Many people often confuse CBD with THC (tetrahydrocannabinol), the component in cannabis plants responsible for psychoactive effects. This leads many to hold the belief that CBD can cause the same mind-altering effects. However, this is not the case.

CBD is processed by the endocannabinoid system in our bodies and has not been known to produce any psychoactive effects – contrary to some beliefs.

CBD is incredibly versatile and can be found in many different products. From cosmetics and self-care products, all the way to dietary supplements, capsules and tablets, edibles, and even pet treats.

But if CBD is almost everywhere, should you worry about it affecting your sperm count?

The Effects on Your Sperm Count: Smoking Cannabis vs. Taking CBD


Smoking Cannabis

There have been a number of different studies conducted throughout the years focusing on the effects of smoking cannabis on sperm count and overall sperm health. A study conducted at the University of Copenhagen is a perfect example of these tests and their results.

They conducted the study on 1,215 men. Those who reported using cannabis once or more, in a week, experienced a 25% reduction in their average sperm count.

Of course, the researchers stated that lifestyle, diet, and the amount of exercise these men did might also contribute to a portion of the sperm loss experienced.

However, the final conclusion of the study was that smoking cannabis once a week or more can cause an average of a 25% decrease in sperm count.

But is it the same for those who take CBD and other cannabinoids?

Taking CBD

There isn’t enough research to know for sure how CBD and other cannabinoids can effect sperm count.

Many of the tests that have been done have come back inconclusive. But, we do know a couple things.
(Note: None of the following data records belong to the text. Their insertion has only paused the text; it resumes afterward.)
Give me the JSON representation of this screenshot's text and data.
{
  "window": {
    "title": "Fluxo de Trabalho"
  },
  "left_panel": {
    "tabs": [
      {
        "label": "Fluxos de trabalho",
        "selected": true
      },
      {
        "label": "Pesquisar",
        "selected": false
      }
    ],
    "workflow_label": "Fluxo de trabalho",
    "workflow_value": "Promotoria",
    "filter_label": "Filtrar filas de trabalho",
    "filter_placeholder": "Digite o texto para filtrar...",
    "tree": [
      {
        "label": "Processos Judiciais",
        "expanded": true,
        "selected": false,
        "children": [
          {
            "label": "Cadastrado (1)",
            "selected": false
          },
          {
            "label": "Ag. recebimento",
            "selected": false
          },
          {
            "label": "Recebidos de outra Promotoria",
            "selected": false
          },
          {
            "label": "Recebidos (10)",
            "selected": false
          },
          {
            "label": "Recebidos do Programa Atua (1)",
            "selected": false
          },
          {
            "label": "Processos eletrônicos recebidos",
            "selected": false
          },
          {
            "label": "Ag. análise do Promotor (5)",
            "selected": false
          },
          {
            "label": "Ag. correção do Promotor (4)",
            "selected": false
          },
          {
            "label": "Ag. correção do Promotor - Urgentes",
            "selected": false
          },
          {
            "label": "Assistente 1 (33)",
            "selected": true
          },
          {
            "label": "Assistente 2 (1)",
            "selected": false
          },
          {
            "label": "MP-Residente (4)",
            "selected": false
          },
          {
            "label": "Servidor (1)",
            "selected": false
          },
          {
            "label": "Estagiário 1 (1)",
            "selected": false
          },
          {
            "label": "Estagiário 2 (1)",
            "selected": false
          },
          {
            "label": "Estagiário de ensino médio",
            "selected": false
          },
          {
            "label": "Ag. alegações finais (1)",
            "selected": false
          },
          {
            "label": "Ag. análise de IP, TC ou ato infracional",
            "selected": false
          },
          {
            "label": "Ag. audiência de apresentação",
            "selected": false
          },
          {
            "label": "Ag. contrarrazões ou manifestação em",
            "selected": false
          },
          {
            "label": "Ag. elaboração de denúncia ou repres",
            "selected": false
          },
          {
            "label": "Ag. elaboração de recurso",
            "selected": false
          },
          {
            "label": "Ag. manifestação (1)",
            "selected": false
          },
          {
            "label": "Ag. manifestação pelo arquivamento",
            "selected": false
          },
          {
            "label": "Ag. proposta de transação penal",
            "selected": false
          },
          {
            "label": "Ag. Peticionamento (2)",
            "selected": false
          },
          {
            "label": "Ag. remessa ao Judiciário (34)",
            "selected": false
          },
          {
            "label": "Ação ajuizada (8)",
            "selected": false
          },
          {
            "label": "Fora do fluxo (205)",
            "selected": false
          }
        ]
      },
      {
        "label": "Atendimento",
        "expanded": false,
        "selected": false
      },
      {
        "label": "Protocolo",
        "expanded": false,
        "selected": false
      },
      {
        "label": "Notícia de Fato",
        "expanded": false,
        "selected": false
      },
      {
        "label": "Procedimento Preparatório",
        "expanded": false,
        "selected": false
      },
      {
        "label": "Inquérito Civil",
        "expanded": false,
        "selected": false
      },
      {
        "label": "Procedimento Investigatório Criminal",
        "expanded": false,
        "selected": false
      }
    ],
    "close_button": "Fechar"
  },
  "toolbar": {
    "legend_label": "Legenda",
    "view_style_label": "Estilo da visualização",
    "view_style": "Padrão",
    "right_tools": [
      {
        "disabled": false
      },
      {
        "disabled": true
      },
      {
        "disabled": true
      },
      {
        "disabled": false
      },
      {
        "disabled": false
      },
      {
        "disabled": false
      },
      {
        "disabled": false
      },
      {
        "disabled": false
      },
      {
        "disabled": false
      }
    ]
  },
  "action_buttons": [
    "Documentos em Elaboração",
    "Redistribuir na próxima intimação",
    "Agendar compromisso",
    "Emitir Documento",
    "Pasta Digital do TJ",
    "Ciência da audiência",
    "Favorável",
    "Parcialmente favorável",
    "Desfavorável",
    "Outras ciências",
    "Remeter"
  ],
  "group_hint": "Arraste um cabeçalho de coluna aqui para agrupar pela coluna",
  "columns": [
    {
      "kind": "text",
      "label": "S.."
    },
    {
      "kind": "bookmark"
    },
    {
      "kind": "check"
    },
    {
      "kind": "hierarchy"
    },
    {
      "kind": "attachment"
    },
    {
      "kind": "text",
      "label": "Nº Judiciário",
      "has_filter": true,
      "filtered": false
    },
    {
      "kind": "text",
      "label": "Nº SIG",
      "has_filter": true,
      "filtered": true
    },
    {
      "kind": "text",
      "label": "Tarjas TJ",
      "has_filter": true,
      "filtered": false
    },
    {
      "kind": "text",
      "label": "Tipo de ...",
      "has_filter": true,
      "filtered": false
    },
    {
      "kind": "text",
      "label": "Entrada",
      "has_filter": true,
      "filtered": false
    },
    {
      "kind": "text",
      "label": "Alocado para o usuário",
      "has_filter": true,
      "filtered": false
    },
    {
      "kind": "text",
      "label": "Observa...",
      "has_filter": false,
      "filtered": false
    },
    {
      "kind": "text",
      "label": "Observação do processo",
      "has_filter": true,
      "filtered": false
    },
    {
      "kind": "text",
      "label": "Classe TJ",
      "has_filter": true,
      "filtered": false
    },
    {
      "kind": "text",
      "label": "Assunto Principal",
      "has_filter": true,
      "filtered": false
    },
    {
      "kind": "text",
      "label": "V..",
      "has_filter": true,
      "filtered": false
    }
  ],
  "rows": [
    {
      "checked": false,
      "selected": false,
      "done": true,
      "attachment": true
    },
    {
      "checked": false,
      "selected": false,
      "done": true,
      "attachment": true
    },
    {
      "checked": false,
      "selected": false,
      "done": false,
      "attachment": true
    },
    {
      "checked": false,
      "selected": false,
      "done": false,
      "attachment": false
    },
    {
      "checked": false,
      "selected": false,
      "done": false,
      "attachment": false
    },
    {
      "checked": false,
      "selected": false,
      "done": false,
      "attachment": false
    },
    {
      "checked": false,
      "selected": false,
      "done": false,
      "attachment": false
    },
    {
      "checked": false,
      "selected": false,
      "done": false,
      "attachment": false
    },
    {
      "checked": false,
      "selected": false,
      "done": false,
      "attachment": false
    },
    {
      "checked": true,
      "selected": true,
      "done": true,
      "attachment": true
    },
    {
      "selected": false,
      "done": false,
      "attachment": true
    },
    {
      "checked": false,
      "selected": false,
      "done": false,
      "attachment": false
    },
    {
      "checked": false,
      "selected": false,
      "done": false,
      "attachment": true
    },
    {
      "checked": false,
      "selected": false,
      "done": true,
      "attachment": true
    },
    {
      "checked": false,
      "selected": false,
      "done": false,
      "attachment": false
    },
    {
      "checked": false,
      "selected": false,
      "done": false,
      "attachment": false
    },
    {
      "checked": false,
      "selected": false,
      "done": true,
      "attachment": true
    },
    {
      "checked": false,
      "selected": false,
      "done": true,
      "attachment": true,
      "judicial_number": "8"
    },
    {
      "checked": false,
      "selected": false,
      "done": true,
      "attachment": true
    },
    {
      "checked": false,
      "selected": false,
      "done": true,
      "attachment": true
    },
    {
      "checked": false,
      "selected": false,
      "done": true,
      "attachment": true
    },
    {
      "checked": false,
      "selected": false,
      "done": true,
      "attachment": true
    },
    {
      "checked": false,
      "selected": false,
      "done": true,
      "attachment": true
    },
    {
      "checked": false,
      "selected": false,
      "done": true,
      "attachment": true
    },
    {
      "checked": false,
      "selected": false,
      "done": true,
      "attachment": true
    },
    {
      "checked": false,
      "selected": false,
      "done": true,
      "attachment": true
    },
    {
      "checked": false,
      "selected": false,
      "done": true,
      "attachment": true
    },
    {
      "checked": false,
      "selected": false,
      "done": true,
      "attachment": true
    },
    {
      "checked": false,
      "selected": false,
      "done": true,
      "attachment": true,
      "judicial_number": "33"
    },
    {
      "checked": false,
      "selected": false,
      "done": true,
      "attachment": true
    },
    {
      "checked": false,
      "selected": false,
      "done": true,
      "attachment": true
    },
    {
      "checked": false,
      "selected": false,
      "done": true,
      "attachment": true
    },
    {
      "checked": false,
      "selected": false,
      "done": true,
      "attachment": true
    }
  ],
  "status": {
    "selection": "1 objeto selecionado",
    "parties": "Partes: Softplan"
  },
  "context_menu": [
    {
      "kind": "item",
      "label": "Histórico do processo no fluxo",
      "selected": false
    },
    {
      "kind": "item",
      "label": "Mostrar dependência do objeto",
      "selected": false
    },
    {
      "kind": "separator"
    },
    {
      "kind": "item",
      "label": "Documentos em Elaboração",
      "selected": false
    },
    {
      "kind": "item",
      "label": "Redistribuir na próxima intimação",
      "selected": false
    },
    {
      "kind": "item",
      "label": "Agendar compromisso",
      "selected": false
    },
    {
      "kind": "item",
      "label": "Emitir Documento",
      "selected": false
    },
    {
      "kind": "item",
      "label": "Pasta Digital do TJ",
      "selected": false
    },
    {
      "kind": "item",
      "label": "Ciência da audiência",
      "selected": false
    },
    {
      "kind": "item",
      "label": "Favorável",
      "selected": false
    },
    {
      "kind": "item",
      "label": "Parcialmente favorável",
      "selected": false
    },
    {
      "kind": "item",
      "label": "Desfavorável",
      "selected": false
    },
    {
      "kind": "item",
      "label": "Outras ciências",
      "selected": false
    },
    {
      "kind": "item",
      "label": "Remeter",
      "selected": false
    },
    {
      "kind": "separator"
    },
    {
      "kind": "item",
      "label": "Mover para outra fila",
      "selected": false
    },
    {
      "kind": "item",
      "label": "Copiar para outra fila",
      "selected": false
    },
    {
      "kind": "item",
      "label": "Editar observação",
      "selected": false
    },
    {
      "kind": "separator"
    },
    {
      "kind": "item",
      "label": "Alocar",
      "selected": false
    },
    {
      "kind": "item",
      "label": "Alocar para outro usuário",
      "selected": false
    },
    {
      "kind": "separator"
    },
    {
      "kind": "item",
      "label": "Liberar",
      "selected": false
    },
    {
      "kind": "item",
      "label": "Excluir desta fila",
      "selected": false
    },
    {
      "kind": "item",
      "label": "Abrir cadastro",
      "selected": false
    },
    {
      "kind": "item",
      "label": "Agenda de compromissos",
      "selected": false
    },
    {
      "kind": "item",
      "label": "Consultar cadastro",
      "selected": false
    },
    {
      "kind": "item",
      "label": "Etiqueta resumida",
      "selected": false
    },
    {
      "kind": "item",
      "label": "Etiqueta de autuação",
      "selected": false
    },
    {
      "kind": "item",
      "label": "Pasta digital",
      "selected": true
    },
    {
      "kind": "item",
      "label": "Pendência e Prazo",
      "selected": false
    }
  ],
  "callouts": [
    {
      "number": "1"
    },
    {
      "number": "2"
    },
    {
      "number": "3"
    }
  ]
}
According to a study done in 2003 at Buffalo University, USA, cannabinoids can affect factors such as a sperm’s swimming ability. But as of now, we still don’t know exactly what happens to sperm when it processes cannabinoids such as CBD.

Is Vaping CBD Safe? Suggested Read: How Safe Is Vaping CBD?

A separate study, conducted by Dr Hans Hatt (Ruhr University, Bochum, Germany) found that sperm cells are part of the Endocannabinoid System (ECS) in our bodies. When sperm processes cannabinoids (through their own internal ECS) the spermatozoa is activated, playing a large role in fertilization.


Why Would Smoking Cannabis Have a Different Effect to Taking CBD?

It could be easy to confuse these two concepts because, if someone is smoking cannabis, aren’t they also receiving cannabinoids such as CBD?

Well, the answer is not that simple. Although there is a possibility of receiving CBD and other cannabinoids through smoking cannabis, the act of actually smoking the plant does away with many of its nutrients.

As a result, the dosage is incredibly minimal.

However, when one takes CBD on its own or in an oil, a higher concentration of cannabinoids is received. Additionally, compared with smoking cannabis, the user doesn’t ingest the other substances released by cannabis plants when burned.

So, smoking cannabis has shown to significantly lower one’s sperm count, while the use of cannabinoids such as CBD has not (as of yet) shown the same results.

Therefore, if you’re concerned about your sperm count (and overall fertility) it is best you switch from smoking cannabis to using CBD.


As previously mentioned, there is not enough conclusive evidence to fully determine whether or not CBD has a direct effect on sperm count. However, there seems to be some research which could point to the possibility of CBD being safe in this respect.

On the other hand, smoking cannabis may have a direct effect on your sperm count. It is advisable that those who want to be healthy to stop its use.

Concerned about CBD affecting your sperm count? Could CBD alter your fertility? Find out the lowdown in this must-read article today!